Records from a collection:
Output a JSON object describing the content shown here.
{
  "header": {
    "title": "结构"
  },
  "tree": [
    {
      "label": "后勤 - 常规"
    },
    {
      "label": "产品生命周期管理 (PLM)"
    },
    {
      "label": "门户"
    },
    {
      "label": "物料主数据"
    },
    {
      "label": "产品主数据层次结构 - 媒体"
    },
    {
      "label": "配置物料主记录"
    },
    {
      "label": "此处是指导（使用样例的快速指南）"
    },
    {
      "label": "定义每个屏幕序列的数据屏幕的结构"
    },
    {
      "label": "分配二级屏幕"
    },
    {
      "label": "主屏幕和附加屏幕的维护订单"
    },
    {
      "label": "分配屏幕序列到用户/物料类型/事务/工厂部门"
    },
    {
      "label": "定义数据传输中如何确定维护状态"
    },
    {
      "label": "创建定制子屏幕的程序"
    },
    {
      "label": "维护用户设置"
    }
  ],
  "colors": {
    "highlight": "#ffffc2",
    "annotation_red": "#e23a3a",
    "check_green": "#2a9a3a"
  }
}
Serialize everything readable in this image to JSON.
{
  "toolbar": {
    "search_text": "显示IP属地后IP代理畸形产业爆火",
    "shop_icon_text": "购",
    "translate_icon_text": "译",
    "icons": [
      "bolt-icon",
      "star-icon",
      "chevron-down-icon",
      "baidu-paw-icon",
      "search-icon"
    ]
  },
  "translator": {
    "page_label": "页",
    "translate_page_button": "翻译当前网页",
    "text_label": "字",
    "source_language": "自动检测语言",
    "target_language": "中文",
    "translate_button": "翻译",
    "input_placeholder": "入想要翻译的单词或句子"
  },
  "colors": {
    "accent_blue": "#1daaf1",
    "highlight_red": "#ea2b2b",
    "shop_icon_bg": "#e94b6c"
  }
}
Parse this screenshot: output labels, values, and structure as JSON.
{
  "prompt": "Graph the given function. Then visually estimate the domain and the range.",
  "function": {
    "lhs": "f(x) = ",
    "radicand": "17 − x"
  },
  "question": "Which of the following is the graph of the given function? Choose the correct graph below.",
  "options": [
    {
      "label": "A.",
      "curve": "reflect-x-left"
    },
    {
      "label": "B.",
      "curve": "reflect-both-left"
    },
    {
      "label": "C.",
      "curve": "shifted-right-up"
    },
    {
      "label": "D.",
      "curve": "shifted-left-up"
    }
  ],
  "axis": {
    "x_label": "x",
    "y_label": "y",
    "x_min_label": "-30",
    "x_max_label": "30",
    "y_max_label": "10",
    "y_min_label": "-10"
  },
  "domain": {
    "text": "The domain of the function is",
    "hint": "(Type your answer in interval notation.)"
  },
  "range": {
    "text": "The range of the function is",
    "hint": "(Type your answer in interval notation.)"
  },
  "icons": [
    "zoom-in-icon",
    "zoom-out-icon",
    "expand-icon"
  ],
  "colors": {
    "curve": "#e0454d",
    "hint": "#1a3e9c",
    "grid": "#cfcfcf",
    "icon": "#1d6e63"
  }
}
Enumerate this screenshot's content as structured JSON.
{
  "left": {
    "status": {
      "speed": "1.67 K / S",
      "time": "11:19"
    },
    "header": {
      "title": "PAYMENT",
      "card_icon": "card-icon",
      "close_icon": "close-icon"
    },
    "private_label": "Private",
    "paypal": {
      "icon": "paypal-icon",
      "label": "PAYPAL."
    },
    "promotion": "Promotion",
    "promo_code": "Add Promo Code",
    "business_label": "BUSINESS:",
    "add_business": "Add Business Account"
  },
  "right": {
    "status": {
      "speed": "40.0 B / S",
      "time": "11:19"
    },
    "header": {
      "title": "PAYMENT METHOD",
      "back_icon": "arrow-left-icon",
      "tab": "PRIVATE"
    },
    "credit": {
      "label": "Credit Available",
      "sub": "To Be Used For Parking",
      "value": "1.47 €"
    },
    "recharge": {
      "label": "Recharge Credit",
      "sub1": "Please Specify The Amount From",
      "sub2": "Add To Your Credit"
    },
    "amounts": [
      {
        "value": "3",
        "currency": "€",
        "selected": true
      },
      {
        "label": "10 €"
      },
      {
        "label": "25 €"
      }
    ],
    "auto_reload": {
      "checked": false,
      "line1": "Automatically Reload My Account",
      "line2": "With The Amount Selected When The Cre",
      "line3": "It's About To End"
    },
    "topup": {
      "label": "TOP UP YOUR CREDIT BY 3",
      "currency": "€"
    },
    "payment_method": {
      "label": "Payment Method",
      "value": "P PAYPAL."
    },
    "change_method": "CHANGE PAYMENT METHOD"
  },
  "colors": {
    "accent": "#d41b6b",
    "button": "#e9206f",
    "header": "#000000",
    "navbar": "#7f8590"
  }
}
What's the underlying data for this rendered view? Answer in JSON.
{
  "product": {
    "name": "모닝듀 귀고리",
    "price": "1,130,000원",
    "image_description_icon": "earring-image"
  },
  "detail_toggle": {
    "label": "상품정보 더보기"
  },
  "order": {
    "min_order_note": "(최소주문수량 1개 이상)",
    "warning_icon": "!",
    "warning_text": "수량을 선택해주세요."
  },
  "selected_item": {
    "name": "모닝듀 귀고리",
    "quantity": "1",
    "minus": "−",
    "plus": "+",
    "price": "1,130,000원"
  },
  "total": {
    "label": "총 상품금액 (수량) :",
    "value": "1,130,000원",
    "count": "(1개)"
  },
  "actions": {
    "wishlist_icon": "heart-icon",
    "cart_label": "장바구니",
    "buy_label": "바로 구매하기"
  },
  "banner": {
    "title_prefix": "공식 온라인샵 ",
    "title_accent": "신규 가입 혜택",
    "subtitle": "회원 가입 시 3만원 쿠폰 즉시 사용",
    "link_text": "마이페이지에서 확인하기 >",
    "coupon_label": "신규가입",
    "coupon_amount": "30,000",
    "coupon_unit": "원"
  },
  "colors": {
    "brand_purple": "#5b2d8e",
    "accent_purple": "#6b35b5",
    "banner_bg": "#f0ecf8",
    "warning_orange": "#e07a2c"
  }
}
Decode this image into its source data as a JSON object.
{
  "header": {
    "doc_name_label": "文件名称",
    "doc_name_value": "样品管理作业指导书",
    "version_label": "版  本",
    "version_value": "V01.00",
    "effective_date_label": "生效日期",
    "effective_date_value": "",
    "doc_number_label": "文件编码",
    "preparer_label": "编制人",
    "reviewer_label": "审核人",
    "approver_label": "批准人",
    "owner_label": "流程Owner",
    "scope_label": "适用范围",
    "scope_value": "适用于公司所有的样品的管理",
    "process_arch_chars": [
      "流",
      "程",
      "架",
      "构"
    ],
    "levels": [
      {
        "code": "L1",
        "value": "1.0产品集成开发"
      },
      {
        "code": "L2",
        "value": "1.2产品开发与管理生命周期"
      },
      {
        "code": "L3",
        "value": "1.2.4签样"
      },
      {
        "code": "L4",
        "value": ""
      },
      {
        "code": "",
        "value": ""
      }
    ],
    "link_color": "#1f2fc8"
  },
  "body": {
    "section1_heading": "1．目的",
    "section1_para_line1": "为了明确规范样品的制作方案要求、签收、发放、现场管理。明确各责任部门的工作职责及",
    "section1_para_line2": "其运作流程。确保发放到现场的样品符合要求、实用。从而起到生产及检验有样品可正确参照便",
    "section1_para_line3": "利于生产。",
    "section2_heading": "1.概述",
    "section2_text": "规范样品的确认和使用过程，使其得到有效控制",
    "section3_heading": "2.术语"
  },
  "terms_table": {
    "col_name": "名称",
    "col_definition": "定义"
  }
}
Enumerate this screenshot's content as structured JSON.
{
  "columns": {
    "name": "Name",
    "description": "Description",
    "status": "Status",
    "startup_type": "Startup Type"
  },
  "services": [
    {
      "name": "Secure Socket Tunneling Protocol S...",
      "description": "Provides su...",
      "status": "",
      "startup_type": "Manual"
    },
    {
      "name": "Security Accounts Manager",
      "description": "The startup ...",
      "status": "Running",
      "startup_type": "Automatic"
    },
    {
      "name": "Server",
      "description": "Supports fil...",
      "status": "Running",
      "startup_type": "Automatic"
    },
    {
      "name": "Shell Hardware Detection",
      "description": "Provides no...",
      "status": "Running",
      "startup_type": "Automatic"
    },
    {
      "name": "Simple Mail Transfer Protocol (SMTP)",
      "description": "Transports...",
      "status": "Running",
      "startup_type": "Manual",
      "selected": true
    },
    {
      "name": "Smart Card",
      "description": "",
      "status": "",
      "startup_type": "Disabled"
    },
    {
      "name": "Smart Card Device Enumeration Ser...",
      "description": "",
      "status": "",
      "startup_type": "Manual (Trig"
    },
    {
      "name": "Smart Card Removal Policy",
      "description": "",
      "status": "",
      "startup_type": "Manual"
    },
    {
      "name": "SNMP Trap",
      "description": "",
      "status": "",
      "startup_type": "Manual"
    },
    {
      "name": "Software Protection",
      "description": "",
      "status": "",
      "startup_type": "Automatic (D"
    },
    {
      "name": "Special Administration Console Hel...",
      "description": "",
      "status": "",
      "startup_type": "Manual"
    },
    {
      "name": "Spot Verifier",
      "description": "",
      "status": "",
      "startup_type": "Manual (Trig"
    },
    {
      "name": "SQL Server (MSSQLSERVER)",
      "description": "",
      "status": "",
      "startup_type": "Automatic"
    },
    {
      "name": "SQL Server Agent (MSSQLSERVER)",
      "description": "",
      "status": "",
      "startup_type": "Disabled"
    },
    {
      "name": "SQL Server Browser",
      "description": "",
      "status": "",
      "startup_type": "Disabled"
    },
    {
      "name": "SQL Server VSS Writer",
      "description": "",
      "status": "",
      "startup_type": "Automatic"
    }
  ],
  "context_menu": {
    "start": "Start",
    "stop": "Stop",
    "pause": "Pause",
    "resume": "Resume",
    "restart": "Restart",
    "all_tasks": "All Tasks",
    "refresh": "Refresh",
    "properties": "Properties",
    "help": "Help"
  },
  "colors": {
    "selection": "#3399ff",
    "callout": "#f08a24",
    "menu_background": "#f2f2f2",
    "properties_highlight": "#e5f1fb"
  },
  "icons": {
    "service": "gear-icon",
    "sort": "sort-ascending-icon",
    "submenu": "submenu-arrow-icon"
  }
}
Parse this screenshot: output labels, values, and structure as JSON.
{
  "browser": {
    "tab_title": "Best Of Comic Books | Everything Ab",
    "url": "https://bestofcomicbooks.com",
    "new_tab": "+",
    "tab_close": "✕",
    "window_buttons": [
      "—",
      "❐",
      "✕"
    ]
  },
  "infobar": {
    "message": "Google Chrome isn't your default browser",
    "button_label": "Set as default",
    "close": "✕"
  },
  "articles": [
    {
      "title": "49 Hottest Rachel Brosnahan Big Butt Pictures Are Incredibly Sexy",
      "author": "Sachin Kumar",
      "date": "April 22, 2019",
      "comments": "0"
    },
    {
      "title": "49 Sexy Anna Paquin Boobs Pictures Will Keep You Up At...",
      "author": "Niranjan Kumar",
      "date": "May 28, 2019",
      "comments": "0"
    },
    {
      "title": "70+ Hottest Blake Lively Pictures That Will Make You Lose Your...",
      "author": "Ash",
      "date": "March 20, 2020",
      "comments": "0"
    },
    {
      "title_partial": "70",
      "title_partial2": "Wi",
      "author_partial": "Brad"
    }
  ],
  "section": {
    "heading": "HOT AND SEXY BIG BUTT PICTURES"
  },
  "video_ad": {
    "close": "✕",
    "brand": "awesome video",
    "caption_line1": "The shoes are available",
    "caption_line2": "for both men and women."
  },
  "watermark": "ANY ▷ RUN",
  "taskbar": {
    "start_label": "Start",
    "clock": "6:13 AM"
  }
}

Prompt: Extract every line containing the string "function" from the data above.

Your response:
  "prompt": "Graph the given function. Then visually estimate the domain and the range.",
  "function": {
  "question": "Which of the following is the graph of the given function? Choose the correct graph below.",
    "text": "The domain of the function is",
    "text": "The range of the function is",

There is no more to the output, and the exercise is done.